Delight, he says, comes from the pleasure of recognising links, or connections, to previous learning particularly of the major themes that underpin all human learning.

Bruner agrees with John Dewey who saw education a a 'process of living and not a preparation for future living'...' the true centre is not science, nor literature, nor history, nor geography, but the child's own social activities'. Learning, according to Dewey , ought to be active not passive. Dewey had great faith not only in the individuals capacity to grow but in society's capacity to shape man in its own best image. Dewey was writing in the 1890s - a time of sterility and rigidity in formal schooling.

Bruner reminds us that a 'excess of virtue is vice' as Dewey was unfortunately misinterpreted by his followers.Education has not only transmit the knowledge and values of the culture but also must also seek to develop the 'individuals capacity to go beyond the cultural ways .. to innovate..to create'. 'Each man' , writes Bruner, 'must be his own artist, his own scientist, his own historian, his own navigator'.

This paradox provides school with a creative tension to this day; 'one size fits all' in contrast to the ideals of 'personalised learning. 'Education' Bruner writes,' must, then, be not only a process that transmits culture but one that provides alternative views of the world and strengthens the will to explore them'. According to Dewey, education must begin with 'insights into the child's capacities, experiences, interests, habits' 'It is sentimentalism', says Bruner , to restrict learning to children's interests. Interests, he says, can be created and stimulated and provoked.

Schools are special communities where students are challenged 'leap into new and unimagined realms of experience' so as to 'open new perspectives'.

The 'yeast of education', writes Bruner, is the idea of excellence, and that it comprises as many forms as there are individuals'. 'The school', he continues, 'must have as one of its principle functions the nurturing of images of excellence'. Each subject areas provides organizing concepts to provide opportunities to develop excellence. But, he reminds us, teachers must ensure students grasp connections between subjects to develop the 'unity of learning'.

What should be taught turns our to be what is worth knowing, he writes and his suggestions echo the strands, or 'big ideas' of our current Learning Areas.

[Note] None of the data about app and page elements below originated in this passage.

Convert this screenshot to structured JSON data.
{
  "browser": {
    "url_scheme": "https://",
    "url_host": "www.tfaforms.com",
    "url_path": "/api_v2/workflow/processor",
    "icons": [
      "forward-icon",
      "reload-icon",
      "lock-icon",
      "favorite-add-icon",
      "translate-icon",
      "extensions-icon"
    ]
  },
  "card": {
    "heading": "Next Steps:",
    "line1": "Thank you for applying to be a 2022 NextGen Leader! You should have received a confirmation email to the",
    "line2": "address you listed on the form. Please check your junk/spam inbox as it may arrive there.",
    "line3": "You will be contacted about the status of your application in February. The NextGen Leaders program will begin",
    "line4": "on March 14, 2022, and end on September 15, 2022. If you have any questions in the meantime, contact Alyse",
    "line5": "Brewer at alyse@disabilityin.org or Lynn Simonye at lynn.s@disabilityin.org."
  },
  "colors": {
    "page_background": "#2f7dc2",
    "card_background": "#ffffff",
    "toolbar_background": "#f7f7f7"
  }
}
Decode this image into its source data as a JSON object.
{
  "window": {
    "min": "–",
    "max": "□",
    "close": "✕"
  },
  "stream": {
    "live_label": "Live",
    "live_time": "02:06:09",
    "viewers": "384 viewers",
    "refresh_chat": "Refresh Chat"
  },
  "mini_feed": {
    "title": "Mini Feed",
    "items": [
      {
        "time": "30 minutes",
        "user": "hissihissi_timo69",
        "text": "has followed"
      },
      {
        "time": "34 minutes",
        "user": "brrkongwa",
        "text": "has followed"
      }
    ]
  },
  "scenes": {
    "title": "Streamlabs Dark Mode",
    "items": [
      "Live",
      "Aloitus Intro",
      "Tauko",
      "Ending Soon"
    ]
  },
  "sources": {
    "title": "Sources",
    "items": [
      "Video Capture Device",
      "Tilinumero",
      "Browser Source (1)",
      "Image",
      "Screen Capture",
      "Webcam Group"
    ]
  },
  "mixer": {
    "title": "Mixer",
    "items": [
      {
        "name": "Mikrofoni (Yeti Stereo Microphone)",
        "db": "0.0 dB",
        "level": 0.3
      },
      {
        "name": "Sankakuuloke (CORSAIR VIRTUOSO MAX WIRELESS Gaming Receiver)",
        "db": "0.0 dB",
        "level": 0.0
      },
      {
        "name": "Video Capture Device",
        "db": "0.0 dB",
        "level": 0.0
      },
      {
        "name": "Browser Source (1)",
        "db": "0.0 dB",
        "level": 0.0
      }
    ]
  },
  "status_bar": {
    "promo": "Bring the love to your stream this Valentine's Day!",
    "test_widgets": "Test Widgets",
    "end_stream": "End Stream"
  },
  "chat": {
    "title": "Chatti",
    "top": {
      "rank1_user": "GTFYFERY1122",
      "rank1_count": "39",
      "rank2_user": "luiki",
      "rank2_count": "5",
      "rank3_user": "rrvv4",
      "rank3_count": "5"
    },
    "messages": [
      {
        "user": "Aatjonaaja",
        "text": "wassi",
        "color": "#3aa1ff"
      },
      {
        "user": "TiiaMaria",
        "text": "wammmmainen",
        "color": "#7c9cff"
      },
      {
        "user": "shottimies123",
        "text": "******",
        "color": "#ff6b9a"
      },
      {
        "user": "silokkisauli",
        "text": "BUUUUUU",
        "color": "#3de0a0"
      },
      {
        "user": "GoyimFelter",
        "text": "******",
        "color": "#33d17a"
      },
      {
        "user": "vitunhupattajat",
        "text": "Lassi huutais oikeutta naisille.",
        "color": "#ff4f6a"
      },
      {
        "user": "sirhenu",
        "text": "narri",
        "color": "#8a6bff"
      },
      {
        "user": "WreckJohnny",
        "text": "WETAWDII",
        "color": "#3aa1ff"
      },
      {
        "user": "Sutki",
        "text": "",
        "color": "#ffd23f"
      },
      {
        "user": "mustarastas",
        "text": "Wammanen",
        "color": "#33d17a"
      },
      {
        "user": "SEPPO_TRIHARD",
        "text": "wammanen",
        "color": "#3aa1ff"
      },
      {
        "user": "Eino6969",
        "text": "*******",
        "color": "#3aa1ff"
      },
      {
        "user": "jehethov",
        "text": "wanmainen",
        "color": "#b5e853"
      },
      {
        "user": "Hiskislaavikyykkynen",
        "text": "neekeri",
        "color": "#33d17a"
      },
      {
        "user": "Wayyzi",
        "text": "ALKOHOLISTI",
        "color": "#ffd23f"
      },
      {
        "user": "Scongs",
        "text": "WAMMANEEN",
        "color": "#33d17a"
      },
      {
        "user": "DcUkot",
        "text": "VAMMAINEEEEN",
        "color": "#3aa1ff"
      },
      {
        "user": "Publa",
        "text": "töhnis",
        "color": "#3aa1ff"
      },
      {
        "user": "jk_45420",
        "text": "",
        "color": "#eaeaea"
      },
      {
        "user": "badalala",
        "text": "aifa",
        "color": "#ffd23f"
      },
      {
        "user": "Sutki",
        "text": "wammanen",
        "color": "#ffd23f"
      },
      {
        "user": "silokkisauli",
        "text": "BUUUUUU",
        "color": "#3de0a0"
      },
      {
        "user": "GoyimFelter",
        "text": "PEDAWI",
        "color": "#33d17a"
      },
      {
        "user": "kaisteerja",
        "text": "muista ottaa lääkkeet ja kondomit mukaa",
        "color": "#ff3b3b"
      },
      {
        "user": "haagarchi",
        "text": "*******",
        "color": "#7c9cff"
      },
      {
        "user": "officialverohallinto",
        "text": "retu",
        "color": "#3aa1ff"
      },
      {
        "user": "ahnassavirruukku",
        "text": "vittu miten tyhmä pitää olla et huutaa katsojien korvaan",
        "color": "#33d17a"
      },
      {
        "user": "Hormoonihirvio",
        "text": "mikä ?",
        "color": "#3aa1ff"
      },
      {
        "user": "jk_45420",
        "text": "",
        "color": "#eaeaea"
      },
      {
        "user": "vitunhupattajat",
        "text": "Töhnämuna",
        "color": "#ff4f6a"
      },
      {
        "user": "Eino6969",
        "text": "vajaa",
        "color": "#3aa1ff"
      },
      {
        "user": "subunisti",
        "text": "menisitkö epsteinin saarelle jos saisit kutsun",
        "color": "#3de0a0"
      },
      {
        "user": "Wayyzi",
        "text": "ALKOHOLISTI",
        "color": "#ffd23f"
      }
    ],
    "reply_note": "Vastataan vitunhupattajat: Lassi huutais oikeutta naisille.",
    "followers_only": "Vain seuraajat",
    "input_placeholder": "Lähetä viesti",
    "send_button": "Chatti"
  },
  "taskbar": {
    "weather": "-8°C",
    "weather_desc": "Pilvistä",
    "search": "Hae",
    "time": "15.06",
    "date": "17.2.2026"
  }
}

Whatever is introduced needs to include the inquiry tools essential to the unlocking any new experience and to 'develop the informed powers of mind and a sense of potency in action'.

The goal of eduction is both disciplined understanding, and the process of learning to tackle confusion ; both product and process. If students are to have a general idea of how and where thing fit the first round of experience should be relate to the reality of the child life. 'In as far as possible , a method of instruction should have the objective of leading the child to discover for himself' The virtue of such an approach is that the 'child will make what he learns his own' and it also provides the 'reward of the power of disciplined inquiry'

'There is no difference in kind between the man at the frontier and the young student at his own frontier, each attempting too understand.Let the education process be life itself as fully as we can make it ' Bruner writes.

Bruner's book is a challenge to us all see students as 'knowers'. As we face up to a range of interconnected problems to sustain the very world we live in. We need an education system designed to develop the creativity and learning power of all students; individuals who 'feel they are living at the full limit of what is possible'.

Our current school system has a long way to go to developing the creative potential of all students so as to achieve Bruner's vision.